··· EXCERPTED RECORDS ···

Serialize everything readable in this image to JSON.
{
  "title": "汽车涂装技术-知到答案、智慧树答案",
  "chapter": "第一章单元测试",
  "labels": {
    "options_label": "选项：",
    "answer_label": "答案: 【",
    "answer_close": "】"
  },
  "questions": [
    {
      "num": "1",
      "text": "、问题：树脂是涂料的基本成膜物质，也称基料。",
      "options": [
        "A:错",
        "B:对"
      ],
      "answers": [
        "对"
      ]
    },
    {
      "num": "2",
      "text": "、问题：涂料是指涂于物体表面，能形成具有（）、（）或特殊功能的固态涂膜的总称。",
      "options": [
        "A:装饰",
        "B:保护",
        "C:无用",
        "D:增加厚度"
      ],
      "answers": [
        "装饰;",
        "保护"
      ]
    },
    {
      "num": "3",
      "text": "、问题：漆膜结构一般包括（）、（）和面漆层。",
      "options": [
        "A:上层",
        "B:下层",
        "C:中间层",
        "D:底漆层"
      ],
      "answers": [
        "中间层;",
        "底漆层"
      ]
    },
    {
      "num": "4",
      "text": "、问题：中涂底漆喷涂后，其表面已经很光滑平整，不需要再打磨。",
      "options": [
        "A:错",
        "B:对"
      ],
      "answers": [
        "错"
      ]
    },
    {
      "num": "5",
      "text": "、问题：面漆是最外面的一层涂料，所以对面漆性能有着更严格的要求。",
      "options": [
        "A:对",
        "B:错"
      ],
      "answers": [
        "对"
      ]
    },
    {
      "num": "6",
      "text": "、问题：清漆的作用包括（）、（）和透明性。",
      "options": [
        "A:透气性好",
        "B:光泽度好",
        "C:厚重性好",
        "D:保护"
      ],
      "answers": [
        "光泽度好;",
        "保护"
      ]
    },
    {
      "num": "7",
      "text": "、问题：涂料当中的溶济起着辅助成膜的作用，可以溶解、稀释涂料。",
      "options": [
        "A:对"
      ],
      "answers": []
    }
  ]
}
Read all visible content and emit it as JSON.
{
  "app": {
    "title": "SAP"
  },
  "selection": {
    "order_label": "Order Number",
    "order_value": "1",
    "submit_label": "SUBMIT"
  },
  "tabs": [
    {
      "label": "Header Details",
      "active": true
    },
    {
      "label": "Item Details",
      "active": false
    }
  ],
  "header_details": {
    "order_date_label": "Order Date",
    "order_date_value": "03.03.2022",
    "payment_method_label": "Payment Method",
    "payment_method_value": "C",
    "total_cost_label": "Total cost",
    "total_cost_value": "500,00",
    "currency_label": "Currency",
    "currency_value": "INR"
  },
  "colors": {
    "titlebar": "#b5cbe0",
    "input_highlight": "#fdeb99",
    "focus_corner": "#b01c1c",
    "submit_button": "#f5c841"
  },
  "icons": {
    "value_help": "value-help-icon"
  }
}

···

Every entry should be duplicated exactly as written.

Serialize everything readable in this image to JSON.
{
  "title": "汽车涂装技术-知到答案、智慧树答案",
  "chapter": "第一章单元测试",
  "labels": {
    "options_label": "选项：",
    "answer_label": "答案: 【",
    "answer_close": "】"
  },
  "questions": [
    {
      "num": "1",
      "text": "、问题：树脂是涂料的基本成膜物质，也称基料。",
      "options": [
        "A:错",
        "B:对"
      ],
      "answers": [
        "对"
      ]
    },
    {
      "num": "2",
      "text": "、问题：涂料是指涂于物体表面，能形成具有（）、（）或特殊功能的固态涂膜的总称。",
      "options": [
        "A:装饰",
        "B:保护",
        "C:无用",
        "D:增加厚度"
      ],
      "answers": [
        "装饰;",
        "保护"
      ]
    },
    {
      "num": "3",
      "text": "、问题：漆膜结构一般包括（）、（）和面漆层。",
      "options": [
        "A:上层",
        "B:下层",
        "C:中间层",
        "D:底漆层"
      ],
      "answers": [
        "中间层;",
        "底漆层"
      ]
    },
    {
      "num": "4",
      "text": "、问题：中涂底漆喷涂后，其表面已经很光滑平整，不需要再打磨。",
      "options": [
        "A:错",
        "B:对"
      ],
      "answers": [
        "错"
      ]
    },
    {
      "num": "5",
      "text": "、问题：面漆是最外面的一层涂料，所以对面漆性能有着更严格的要求。",
      "options": [
        "A:对",
        "B:错"
      ],
      "answers": [
        "对"
      ]
    },
    {
      "num": "6",
      "text": "、问题：清漆的作用包括（）、（）和透明性。",
      "options": [
        "A:透气性好",
        "B:光泽度好",
        "C:厚重性好",
        "D:保护"
      ],
      "answers": [
        "光泽度好;",
        "保护"
      ]
    },
    {
      "num": "7",
      "text": "、问题：涂料当中的溶济起着辅助成膜的作用，可以溶解、稀释涂料。",
      "options": [
        "A:对"
      ],
      "answers": []
    }
  ]
}
Read all visible content and emit it as JSON.
{
  "app": {
    "title": "SAP"
  },
  "selection": {
    "order_label": "Order Number",
    "order_value": "1",
    "submit_label": "SUBMIT"
  },
  "tabs": [
    {
      "label": "Header Details",
      "active": true
    },
    {
      "label": "Item Details",
      "active": false
    }
  ],
  "header_details": {
    "order_date_label": "Order Date",
    "order_date_value": "03.03.2022",
    "payment_method_label": "Payment Method",
    "payment_method_value": "C",
    "total_cost_label": "Total cost",
    "total_cost_value": "500,00",
    "currency_label": "Currency",
    "currency_value": "INR"
  },
  "colors": {
    "titlebar": "#b5cbe0",
    "input_highlight": "#fdeb99",
    "focus_corner": "#b01c1c",
    "submit_button": "#f5c841"
  },
  "icons": {
    "value_help": "value-help-icon"
  }
}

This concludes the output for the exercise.